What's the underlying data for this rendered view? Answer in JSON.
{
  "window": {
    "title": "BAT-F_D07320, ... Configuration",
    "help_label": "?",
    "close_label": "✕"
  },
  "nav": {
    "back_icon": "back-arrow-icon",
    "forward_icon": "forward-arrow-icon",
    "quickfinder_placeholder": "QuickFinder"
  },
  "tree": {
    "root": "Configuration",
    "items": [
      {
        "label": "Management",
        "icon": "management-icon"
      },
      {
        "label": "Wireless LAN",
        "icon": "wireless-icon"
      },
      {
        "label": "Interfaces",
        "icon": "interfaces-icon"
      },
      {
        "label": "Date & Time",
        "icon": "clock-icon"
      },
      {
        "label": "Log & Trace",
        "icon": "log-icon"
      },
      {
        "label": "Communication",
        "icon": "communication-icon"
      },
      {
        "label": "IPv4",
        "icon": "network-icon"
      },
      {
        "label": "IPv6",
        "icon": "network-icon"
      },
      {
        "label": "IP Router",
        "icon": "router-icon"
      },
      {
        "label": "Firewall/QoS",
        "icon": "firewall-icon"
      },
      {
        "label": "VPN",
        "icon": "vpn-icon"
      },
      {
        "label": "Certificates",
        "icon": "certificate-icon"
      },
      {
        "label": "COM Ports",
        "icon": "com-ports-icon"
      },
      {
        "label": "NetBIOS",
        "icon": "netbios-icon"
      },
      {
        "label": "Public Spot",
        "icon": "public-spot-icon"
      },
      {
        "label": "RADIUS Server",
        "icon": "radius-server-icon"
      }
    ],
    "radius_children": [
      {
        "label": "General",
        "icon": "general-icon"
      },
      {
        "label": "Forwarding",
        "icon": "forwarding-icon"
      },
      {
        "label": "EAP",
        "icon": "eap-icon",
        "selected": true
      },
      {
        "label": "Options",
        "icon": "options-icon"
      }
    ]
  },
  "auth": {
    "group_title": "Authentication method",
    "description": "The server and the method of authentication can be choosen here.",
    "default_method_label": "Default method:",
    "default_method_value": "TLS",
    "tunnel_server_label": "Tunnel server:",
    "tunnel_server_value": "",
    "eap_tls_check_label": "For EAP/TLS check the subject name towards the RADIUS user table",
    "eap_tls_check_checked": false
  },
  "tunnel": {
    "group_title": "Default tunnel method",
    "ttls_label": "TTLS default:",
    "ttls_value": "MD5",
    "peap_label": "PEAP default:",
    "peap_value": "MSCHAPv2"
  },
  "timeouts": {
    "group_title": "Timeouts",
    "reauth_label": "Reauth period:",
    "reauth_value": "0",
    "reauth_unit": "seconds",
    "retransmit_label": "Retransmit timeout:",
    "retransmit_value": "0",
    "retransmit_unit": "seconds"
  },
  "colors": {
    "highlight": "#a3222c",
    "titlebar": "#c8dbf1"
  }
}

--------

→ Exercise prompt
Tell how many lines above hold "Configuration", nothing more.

→ Answer for the task
2